WORK TASK:
The expected output is a copy of every line in the records with the string "this".
##########
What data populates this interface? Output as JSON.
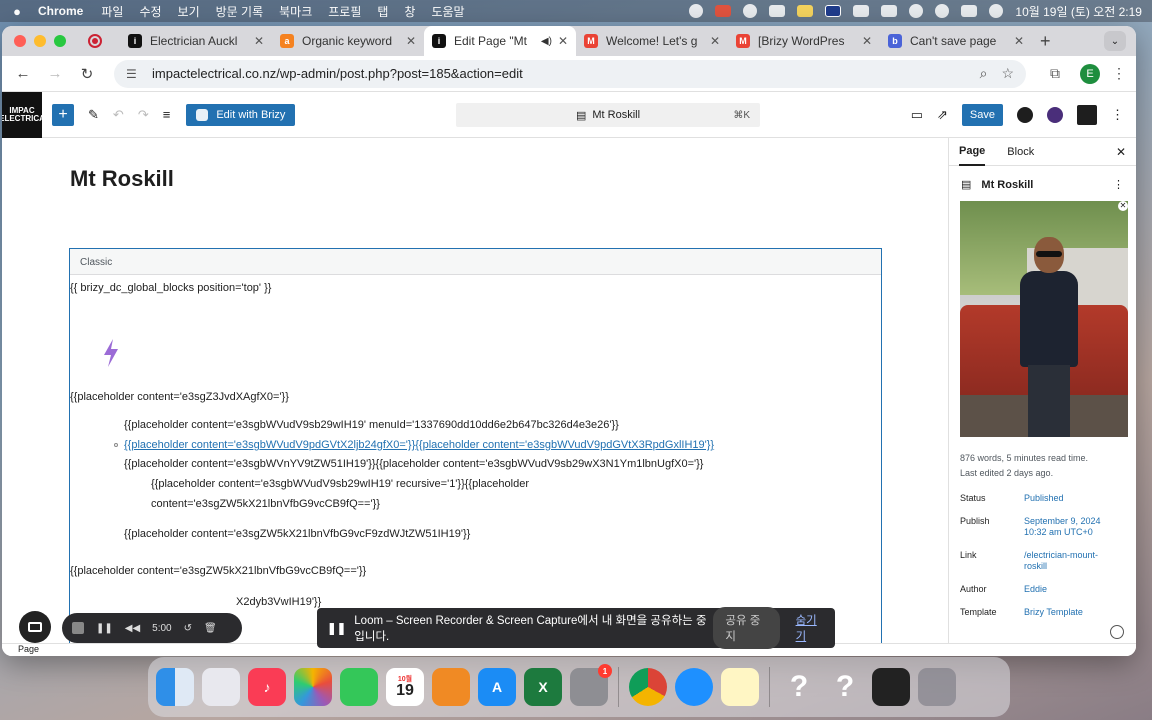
{
  "menubar": {
    "app": "Chrome",
    "items": [
      "파일",
      "수정",
      "보기",
      "방문 기록",
      "북마크",
      "프로필",
      "탭",
      "창",
      "도움말"
    ],
    "clock": "10월 19일 (토) 오전 2:19"
  },
  "tabs": [
    {
      "title": "Electrician Auckl",
      "favicon": "impac-logo"
    },
    {
      "title": "Organic keyword",
      "favicon": "ahrefs-icon"
    },
    {
      "title": "Edit Page \"Mt",
      "favicon": "impac-logo",
      "active": true
    },
    {
      "title": "Welcome! Let's g",
      "favicon": "gmail-icon"
    },
    {
      "title": "[Brizy WordPres",
      "favicon": "gmail-icon"
    },
    {
      "title": "Can't save page",
      "favicon": "brizy-icon"
    }
  ],
  "address": {
    "url": "impactelectrical.co.nz/wp-admin/post.php?post=185&action=edit",
    "profile_initial": "E"
  },
  "toolbar": {
    "brizy_label": "Edit with Brizy",
    "command_label": "Mt Roskill",
    "command_shortcut": "⌘K",
    "save_label": "Save"
  },
  "editor": {
    "page_title": "Mt Roskill",
    "classic_label": "Classic",
    "lines": [
      "{{ brizy_dc_global_blocks position='top' }}",
      "{{placeholder content='e3sgZ3JvdXAgfX0='}}",
      "{{placeholder content='e3sgbWVudV9sb29wIH19' menuId='1337690dd10dd6e2b647bc326d4e3e26'}}",
      "{{placeholder content='e3sgbWVudV9pdGVtX2ljb24gfX0='}}{{placeholder content='e3sgbWVudV9pdGVtX3RpdGxlIH19'}}",
      "{{placeholder content='e3sgbWVnYV9tZW51IH19'}}{{placeholder content='e3sgbWVudV9sb29wX3N1Ym1lbnUgfX0='}}",
      "{{placeholder content='e3sgbWVudV9sb29wIH19' recursive='1'}}{{placeholder",
      "content='e3sgZW5kX21lbnVfbG9vcCB9fQ=='}}",
      "{{placeholder content='e3sgZW5kX21lbnVfbG9vcF9zdWJtZW51IH19'}}",
      "{{placeholder content='e3sgZW5kX21lbnVfbG9vcCB9fQ=='}}",
      "X2dyb3VwIH19'}}"
    ]
  },
  "sidebar": {
    "tab_page": "Page",
    "tab_block": "Block",
    "page_name": "Mt Roskill",
    "words": "876 words, 5 minutes read time.",
    "edited": "Last edited 2 days ago.",
    "rows": [
      {
        "key": "Status",
        "value": "Published"
      },
      {
        "key": "Publish",
        "value": "September 9, 2024 10:32 am UTC+0"
      },
      {
        "key": "Link",
        "value": "/electrician-mount-roskill"
      },
      {
        "key": "Author",
        "value": "Eddie"
      },
      {
        "key": "Template",
        "value": "Brizy Template"
      }
    ]
  },
  "statusbar": {
    "label": "Page"
  },
  "loom": {
    "timer": "5:00",
    "share_text": "Loom – Screen Recorder & Screen Capture에서 내 화면을 공유하는 중입니다.",
    "stop_label": "공유 중지",
    "hide_label": "숨기기"
  },
  "dock": {
    "calendar_month": "10월",
    "calendar_day": "19",
    "settings_badge": "1"
  },
  "colors": {
    "wp_blue": "#2271b1",
    "menubar": "#2b2b35"
  }
}
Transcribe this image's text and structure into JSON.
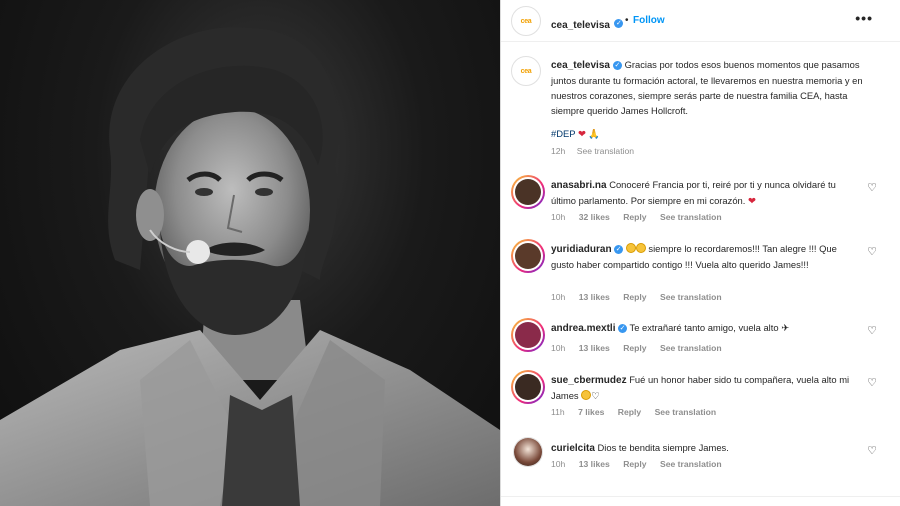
{
  "post": {
    "username": "cea_televisa",
    "follow_label": "Follow",
    "more_label": "•••",
    "caption_text": "Gracias por todos esos buenos momentos que pasamos juntos durante tu formación actoral, te llevaremos en nuestra memoria y en nuestros corazones, siempre serás parte de nuestra familia CEA, hasta siempre querido James Hollcroft.",
    "hashtag": "#DEP",
    "time": "12h",
    "see_translation": "See translation",
    "logo_text": "cea",
    "verified_mark": "✓"
  },
  "comments": [
    {
      "username": "anasabri.na",
      "text": "Conoceré Francia por ti, reiré por ti y nunca olvidaré tu último parlamento. Por siempre en mi corazón.",
      "emoji": "❤",
      "time": "10h",
      "likes": "32 likes",
      "reply": "Reply",
      "translation": "See translation",
      "verified": false
    },
    {
      "username": "yuridiaduran",
      "text": "siempre lo recordaremos!!! Tan alegre !!! Que gusto haber compartido contigo !!! Vuela alto querido James!!!",
      "time": "10h",
      "likes": "13 likes",
      "reply": "Reply",
      "translation": "See translation",
      "verified": true
    },
    {
      "username": "andrea.mextli",
      "text": "Te extrañaré tanto amigo, vuela alto",
      "emoji": "✈",
      "time": "10h",
      "likes": "13 likes",
      "reply": "Reply",
      "translation": "See translation",
      "verified": true
    },
    {
      "username": "sue_cbermudez",
      "text": "Fué un honor haber sido tu compañera, vuela alto mi James",
      "emoji": "♡",
      "time": "11h",
      "likes": "7 likes",
      "reply": "Reply",
      "translation": "See translation",
      "verified": false
    },
    {
      "username": "curielcita",
      "text": "Dios te bendita siempre James.",
      "time": "10h",
      "likes": "13 likes",
      "reply": "Reply",
      "translation": "See translation",
      "verified": false
    }
  ],
  "icons": {
    "heart": "♡",
    "pray": "🙏"
  },
  "colors": {
    "accent_blue": "#0095f6",
    "verified_blue": "#3897f0",
    "heart_red": "#d7263d",
    "muted": "#8e8e8e"
  }
}
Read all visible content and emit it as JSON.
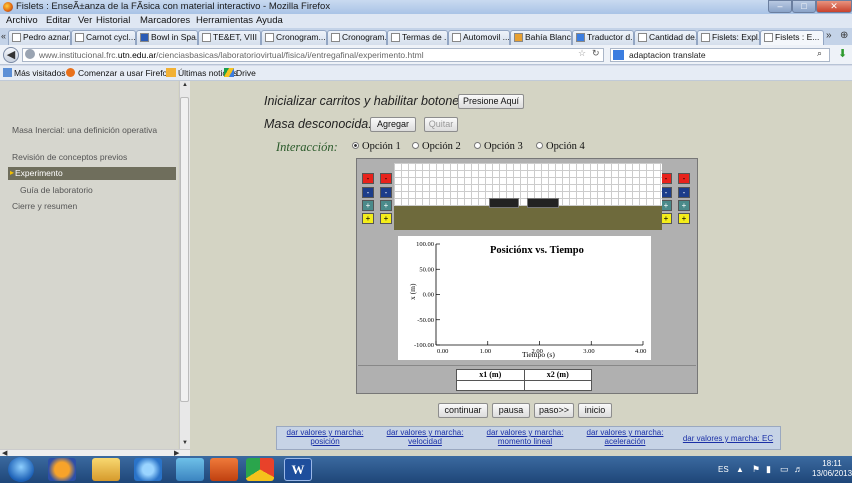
{
  "browser": {
    "title": "Fislets : EnseÃ±anza de la FÃ­sica con material interactivo - Mozilla Firefox",
    "window_controls": [
      "minimize",
      "maximize",
      "close"
    ],
    "menu": [
      "Archivo",
      "Editar",
      "Ver",
      "Historial",
      "Marcadores",
      "Herramientas",
      "Ayuda"
    ],
    "tabs": [
      "Pedro aznar...",
      "Carnot cycl...",
      "Bowl in Spa...",
      "TE&ET, VIII ...",
      "Cronogram...",
      "Cronogram...",
      "Termas de ...",
      "Automovil ...",
      "Bahía Blanc...",
      "Traductor d...",
      "Cantidad de...",
      "Fislets: Expl...",
      "Fislets : E..."
    ],
    "url_prefix": "www.institucional.frc.",
    "url_domain": "utn.edu.ar",
    "url_rest": "/cienciasbasicas/laboratoriovirtual/fisica/i/entregafinal/experimento.html",
    "search_value": "adaptacion translate",
    "bookmarks": [
      "Más visitados",
      "Comenzar a usar Firefox",
      "Últimas noticias",
      "Drive"
    ]
  },
  "sidebar": {
    "items": [
      "Masa Inercial: una definición operativa",
      "Revisión de conceptos previos",
      "Experimento",
      "Guía de laboratorio",
      "Cierre y resumen"
    ]
  },
  "controls": {
    "init_label": "Inicializar carritos y habilitar botones:",
    "init_button": "Presione Aquí",
    "mass_label": "Masa desconocida:",
    "add_button": "Agregar",
    "remove_button": "Quitar",
    "interaction_label": "Interacción:",
    "options": [
      "Opción 1",
      "Opción 2",
      "Opción 3",
      "Opción 4"
    ],
    "selected_option": "Opción 1"
  },
  "side_buttons": [
    "-",
    "-",
    "+",
    "+"
  ],
  "chart_data": {
    "type": "line",
    "title": "Posiciónx vs. Tiempo",
    "xlabel": "Tiempo (s)",
    "ylabel": "x (m)",
    "xlim": [
      0,
      4
    ],
    "ylim": [
      -100,
      100
    ],
    "x_ticks": [
      "0.00",
      "1.00",
      "2.00",
      "3.00",
      "4.00"
    ],
    "y_ticks": [
      "100.00",
      "50.00",
      "0.00",
      "-50.00",
      "-100.00"
    ],
    "series": []
  },
  "table": {
    "headers": [
      "x1 (m)",
      "x2 (m)"
    ],
    "values": [
      "",
      ""
    ]
  },
  "playback": [
    "continuar",
    "pausa",
    "paso>>",
    "inicio"
  ],
  "links": [
    "dar valores y marcha: posición",
    "dar valores y marcha: velocidad",
    "dar valores y marcha: momento lineal",
    "dar valores y marcha: aceleración",
    "dar valores y marcha: EC"
  ],
  "taskbar": {
    "lang": "ES",
    "time": "18:11",
    "date": "13/06/2013"
  }
}
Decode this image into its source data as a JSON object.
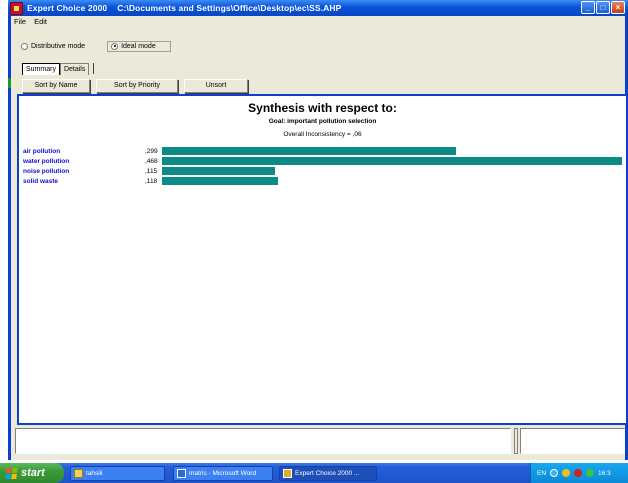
{
  "window": {
    "app_name": "Expert Choice 2000",
    "file_path": "C:\\Documents and Settings\\Office\\Desktop\\ec\\SS.AHP"
  },
  "menu": [
    "File",
    "Edit"
  ],
  "modes": {
    "distributive": "Distributive mode",
    "ideal": "Ideal mode",
    "selected": "ideal"
  },
  "tabs": [
    {
      "label": "Summary",
      "active": true
    },
    {
      "label": "Details",
      "active": false
    }
  ],
  "buttons": {
    "sort_by_name": "Sort by Name",
    "sort_by_priority": "Sort by Priority",
    "unsort": "Unsort"
  },
  "synthesis": {
    "title": "Synthesis with respect to:",
    "goal": "Goal: important pollution selection",
    "inconsistency": "Overall Inconsistency = ,06"
  },
  "chart_data": {
    "type": "bar",
    "orientation": "horizontal",
    "categories": [
      "air pollution",
      "water pollution",
      "noise pollution",
      "solid waste"
    ],
    "values": [
      0.299,
      0.468,
      0.115,
      0.118
    ],
    "value_labels": [
      ",299",
      ",468",
      ",115",
      ",118"
    ],
    "bar_color": "#0c8a86",
    "label_color": "#1010d0"
  },
  "taskbar": {
    "start": "start",
    "tasks": [
      "tahsili",
      "matris - Microsoft Word",
      "Expert Choice 2000 ..."
    ],
    "tray": {
      "lang": "EN",
      "clock": "16:3"
    }
  }
}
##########
TASK RESPONSE:
What data populates this interface? Output as JSON.
Transcribe this image's text and structure into JSON.
Decode this image into its source data as a JSON object.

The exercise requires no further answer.